We seem to be inundated with information as of late about being "green". I'm aware, but for the most part it goes in the left ear and out the right. It feels expensive. i.e. "buying a green car". Even switching to eco friendly cleaning products takes time, effort and money. But we CAN do small things that have a massive impact.
According to the World Watch Institute, Americans throw away 100 BILLION PLASTICS BAGS PER YEAR. And according to EarthShare members of the Environmental Defense Fund (EDF), one plastic bag can take up to 1,000 YEARS to decompose.
In the past decade, governments around the globe have underscored the need to cut plastic bag usage:
San Francisco. In 2007, San Francisco became the first U.S. city to outlaw plastic grocery bags.
New York City. In 2008, New York City Mayor Michael Bloomberg took aim at plastic bags, proposing a plan that requires stores to charge six cents per plastic bag used. All designed to reduce the use of plastic bags and increase the use of their reusable counterparts.
Ireland. In March 2002, Ireland instituted a tax of 15 cents per plastic bag, which has led to more than a 90 percent reduction in overall usage.
Africa. In 2007, Africa made a bold move, initiating a continent-wide ban on plastic bags, encouraging the use of reusable bags such as those made from burlap.
China. In 2008, the Chinese government made plans to ban free plastic bags in order to cut down on litter and pollution. The ban could also save the country as much as 37 million barrels of oil, used to produce the bags.
Wow. Africa is ahead of us in this?
Retailers have taken a stand also:
Ikea. In 2007, the home furnishings retailer began charging five cents per plastic bag to reduce consumption and encourage shoppers to use reusable bags. Proceeds from the plastic bags—estimated at $7 million—will be donated to EarthShare member, American Forests.
Target. Target recently partnered with popular magazines like People, to encourage shoppers to mail in their plastic Target bags in an effort to recycle them into reusable totes. Send your bags in before November 30, 2008 and receive a free Target Retote. (Bags are also available for sale.)

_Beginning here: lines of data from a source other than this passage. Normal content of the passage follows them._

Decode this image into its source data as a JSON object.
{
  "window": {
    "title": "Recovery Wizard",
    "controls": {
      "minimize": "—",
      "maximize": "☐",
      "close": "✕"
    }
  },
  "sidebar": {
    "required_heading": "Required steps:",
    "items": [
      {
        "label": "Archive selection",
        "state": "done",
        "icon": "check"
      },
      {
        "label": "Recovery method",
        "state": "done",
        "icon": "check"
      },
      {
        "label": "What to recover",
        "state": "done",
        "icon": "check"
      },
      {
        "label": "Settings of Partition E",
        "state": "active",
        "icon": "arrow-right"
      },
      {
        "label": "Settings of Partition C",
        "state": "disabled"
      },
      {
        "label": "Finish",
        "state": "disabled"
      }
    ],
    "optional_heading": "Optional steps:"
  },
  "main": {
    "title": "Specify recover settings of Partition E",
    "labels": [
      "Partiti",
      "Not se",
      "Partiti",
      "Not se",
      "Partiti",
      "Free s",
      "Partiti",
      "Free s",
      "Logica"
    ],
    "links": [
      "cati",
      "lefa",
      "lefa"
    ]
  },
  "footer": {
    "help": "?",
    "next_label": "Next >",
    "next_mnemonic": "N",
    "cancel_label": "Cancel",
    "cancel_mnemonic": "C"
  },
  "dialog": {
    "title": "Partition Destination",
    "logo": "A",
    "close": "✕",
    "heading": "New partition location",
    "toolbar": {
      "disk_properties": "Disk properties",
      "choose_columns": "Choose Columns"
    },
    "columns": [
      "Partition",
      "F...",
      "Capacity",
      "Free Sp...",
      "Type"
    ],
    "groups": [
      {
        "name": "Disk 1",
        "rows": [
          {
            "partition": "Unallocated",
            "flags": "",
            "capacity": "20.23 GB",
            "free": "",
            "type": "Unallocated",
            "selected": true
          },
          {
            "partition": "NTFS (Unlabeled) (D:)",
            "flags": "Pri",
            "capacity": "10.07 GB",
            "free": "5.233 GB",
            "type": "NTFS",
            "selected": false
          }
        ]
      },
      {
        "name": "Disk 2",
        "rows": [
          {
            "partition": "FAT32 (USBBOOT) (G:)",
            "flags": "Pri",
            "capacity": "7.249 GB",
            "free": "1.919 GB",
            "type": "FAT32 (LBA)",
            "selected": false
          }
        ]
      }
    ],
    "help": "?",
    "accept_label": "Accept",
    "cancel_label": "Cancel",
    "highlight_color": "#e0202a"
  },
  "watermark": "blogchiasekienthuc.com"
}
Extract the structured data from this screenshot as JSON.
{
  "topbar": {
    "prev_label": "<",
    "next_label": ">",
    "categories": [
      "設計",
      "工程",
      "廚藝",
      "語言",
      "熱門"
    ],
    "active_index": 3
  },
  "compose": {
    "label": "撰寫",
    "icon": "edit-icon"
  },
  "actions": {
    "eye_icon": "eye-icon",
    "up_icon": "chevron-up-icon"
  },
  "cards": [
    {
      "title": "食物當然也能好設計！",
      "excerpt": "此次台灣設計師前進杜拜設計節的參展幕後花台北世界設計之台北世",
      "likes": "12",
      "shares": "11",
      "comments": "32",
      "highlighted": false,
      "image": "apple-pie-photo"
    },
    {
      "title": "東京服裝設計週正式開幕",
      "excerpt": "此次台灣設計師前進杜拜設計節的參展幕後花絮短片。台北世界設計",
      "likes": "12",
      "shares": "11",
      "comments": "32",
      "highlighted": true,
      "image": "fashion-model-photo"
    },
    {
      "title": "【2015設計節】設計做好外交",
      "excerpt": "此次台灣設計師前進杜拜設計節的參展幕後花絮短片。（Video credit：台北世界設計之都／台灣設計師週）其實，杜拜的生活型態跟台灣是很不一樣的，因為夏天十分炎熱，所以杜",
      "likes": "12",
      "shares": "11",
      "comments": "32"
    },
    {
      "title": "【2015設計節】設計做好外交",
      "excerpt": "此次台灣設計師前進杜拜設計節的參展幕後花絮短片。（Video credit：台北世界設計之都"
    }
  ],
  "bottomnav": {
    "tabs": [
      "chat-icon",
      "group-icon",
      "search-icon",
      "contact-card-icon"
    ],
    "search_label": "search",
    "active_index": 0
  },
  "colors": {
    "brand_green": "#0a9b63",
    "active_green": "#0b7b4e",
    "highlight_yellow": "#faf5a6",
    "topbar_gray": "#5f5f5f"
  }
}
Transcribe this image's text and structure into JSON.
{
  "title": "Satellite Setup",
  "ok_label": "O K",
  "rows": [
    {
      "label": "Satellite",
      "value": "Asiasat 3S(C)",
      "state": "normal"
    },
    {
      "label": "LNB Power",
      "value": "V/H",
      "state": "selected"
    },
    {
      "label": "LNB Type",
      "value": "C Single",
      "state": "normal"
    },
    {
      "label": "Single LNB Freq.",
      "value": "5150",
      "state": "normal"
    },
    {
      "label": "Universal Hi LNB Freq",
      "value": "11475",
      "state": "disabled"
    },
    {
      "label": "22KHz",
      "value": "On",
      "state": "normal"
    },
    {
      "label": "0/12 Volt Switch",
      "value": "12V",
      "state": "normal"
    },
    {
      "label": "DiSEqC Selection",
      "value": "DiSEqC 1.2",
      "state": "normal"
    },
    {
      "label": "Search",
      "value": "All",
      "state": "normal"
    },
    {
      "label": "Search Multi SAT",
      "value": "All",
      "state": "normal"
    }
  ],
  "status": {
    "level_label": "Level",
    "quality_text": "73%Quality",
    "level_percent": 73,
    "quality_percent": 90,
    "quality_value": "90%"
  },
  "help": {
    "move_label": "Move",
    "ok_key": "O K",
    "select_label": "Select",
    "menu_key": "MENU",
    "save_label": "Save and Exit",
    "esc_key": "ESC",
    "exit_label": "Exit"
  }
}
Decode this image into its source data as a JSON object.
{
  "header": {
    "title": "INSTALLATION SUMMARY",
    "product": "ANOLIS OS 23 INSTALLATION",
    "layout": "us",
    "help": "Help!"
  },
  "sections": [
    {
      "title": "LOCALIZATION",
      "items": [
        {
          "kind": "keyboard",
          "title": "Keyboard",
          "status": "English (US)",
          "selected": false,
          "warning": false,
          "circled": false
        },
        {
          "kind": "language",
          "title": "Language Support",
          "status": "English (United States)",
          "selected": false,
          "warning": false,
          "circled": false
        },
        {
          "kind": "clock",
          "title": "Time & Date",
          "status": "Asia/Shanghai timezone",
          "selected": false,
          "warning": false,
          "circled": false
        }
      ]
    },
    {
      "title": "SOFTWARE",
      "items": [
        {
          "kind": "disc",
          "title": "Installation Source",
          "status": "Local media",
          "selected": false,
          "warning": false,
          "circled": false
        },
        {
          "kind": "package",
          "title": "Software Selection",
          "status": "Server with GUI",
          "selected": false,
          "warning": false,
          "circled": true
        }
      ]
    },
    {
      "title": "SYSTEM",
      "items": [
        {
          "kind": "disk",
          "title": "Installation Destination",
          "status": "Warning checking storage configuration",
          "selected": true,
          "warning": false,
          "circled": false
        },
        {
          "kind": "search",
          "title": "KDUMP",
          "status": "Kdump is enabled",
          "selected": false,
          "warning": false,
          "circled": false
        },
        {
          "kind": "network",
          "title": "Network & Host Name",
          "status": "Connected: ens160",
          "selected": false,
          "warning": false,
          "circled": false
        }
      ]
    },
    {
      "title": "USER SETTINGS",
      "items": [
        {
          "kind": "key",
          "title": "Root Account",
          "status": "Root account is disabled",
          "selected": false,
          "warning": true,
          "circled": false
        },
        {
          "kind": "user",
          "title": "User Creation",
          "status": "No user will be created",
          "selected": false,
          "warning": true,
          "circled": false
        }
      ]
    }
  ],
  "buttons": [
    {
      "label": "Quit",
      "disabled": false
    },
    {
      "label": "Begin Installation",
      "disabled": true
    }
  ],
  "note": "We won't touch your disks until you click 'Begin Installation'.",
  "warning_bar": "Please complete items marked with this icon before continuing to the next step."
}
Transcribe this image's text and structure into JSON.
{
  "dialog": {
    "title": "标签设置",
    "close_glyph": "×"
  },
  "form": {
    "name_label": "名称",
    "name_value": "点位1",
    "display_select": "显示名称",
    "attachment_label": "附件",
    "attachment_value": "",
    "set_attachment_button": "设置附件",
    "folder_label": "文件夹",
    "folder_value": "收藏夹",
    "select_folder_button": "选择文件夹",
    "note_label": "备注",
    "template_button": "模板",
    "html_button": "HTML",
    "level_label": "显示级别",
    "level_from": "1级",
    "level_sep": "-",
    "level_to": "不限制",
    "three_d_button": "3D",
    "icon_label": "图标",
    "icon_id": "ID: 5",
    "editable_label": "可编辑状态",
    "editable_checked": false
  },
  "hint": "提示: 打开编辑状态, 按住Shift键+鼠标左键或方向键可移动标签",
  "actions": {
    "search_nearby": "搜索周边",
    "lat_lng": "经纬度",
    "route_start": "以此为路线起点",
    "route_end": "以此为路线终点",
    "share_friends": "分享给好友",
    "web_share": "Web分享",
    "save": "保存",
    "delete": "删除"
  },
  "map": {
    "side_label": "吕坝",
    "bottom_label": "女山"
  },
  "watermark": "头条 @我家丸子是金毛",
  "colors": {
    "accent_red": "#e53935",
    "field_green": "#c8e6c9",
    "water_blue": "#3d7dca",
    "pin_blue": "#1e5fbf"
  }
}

Wal-Mart. In 2008, Wal-Mart partnered with the EDF to cut down plastic bag usage by one-third by 2013. Through its reuse and recycling efforts, Wal-Mart expects to eliminate more than 135 million pounds of plastic waste globally.
Whole Foods. In early 2008 the organic food retailer stopped using plastic bags, encouraging shoppers to use reusable totes.
Last weekend while in Houston I purchased my reusable shopping bags. (They range from $.99-1.99.) I have right at 1,000,000 plastic Wal-Mart bags under my kitchen sink. And yes, I do reuse them. But from now on, I'm doing the reusable tote thing. I'm simply going to put them all into one tote and take them in the store with me. I'll look really cool, AND make God smile.
I'm just sure that He likes me helping keep His lovely creation eco-friendly. 1 Corinthians says "the Earth is the Lords...". Somehow I think He's offended at plastic bags lying around on His exquisite creation for 1,000 years...I can easily help change that.